Ninewa’s directorate of education has announced plans to resume resumption work on the rehabilitation of 37 schools, as part of the 2019 budget allocated for the province.
The plan will tackle the lack of school buildings after much of the province was razed to the ground during the battle between Iraqi military forces and the Islamic State (IS) group.
A total of 2,047 schools, institutes and kindergartens throughout Ninewa received students in the current academic year.
“The projects which are underway in the education sector include educational projects include the rebuilding of 16 schools in the of al-Shaima, Kokjali, Mithaq, Somer, Zahra, Quds, Khadhra, Qdisiya, al-Arabi, al-Qahira and al-Ikha neighborhoods, located on the eastern side of Mosul,” Aseel Al-Abadi, director general of Ninewa Education told KirkukNow.

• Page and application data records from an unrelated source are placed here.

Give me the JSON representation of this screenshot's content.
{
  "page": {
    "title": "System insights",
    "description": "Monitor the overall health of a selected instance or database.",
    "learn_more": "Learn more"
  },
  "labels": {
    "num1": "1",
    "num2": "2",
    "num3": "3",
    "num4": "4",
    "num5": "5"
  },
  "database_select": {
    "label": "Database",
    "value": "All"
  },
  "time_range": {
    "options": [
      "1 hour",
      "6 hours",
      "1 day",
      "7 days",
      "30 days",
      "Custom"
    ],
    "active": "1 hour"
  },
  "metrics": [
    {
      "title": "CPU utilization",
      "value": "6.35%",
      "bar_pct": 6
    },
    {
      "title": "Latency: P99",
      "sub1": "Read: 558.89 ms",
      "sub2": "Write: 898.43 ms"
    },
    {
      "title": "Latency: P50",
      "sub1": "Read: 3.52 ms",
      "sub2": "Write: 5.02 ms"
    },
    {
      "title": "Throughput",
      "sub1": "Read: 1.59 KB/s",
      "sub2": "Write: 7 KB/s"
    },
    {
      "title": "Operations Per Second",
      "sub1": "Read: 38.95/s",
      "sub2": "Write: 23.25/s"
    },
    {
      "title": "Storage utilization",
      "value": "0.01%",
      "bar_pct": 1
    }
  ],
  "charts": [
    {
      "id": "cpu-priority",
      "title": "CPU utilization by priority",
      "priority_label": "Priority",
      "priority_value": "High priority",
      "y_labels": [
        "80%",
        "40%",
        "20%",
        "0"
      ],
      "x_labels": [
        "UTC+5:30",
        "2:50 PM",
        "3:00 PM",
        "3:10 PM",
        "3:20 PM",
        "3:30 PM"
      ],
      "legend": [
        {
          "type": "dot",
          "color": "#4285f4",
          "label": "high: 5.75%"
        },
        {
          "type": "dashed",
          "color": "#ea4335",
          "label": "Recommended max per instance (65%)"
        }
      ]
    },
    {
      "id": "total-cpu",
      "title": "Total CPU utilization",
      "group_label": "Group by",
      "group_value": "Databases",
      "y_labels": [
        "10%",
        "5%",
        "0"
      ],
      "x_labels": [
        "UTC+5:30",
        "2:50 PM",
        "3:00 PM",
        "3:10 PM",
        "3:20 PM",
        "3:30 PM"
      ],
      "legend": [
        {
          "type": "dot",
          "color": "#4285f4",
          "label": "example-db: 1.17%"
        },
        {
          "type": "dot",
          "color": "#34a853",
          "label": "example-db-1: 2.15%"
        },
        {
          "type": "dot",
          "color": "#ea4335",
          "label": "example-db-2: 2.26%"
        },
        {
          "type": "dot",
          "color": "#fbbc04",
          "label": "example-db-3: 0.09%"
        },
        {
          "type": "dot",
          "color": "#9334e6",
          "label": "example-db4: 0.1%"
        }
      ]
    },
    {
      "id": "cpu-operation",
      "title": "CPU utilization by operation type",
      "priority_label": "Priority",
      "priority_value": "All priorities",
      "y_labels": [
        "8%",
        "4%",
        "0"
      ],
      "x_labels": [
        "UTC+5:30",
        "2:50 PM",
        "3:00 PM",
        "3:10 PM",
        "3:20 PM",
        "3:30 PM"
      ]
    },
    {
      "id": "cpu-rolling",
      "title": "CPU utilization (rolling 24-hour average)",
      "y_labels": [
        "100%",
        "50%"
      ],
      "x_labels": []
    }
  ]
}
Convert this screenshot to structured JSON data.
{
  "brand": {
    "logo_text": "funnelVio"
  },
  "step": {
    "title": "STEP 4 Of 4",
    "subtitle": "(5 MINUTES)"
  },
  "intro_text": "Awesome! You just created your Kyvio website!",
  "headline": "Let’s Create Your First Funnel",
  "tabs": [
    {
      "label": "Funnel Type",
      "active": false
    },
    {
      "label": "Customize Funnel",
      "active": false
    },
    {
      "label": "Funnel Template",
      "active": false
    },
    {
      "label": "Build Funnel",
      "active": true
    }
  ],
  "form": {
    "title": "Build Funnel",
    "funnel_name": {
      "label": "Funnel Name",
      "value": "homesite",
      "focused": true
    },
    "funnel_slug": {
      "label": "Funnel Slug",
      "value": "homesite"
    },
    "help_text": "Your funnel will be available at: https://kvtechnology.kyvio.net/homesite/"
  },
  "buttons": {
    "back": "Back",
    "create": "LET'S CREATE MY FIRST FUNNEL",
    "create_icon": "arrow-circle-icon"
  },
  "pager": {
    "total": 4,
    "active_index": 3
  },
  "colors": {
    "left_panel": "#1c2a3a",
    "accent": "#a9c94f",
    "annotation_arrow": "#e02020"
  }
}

The reopening of schools is allowing thousands of students to go back to school. Many of them had to travel long distances every day to have access to education in less damaged schools.
“Seven partially damaged schools in west Mosul need to be rebuilt," according to the director general of education.
The ailing infrastructure is one of the main problems undermining the education sector in Ninewa. Many schools inside and outside Mosul have been leveled to the ground during the war against IS, and are yet to be rebuilt.
Al-Abadi indicated that work is underway to rebuild four schools in the Rajm Hadid, al-A’mel, al-Harmat and al-Nahrawan neighborhoods plus two sports halls and two exam halls, all on the western side of Mosul.
The new projects are expected to enable schools to accommodate the increasing number of students as the majority of the schools were running multiple shifts to deal with overcrowding.
Ninewa’s directorate of education has been integrating girls’ and boys’ schools in a bid to compensate the lack of school buildings, most of them were destroyed during the war.
The battle to retake Mosul from IS led to widespread devastation in all sectors, including the education sector.
There are many students who have lost loved ones or lost their homes, and therefore need special care to help them return to education.
The effects of the war are immense, and there is no doubt that tremendous efforts are required to rejuvenate the education system.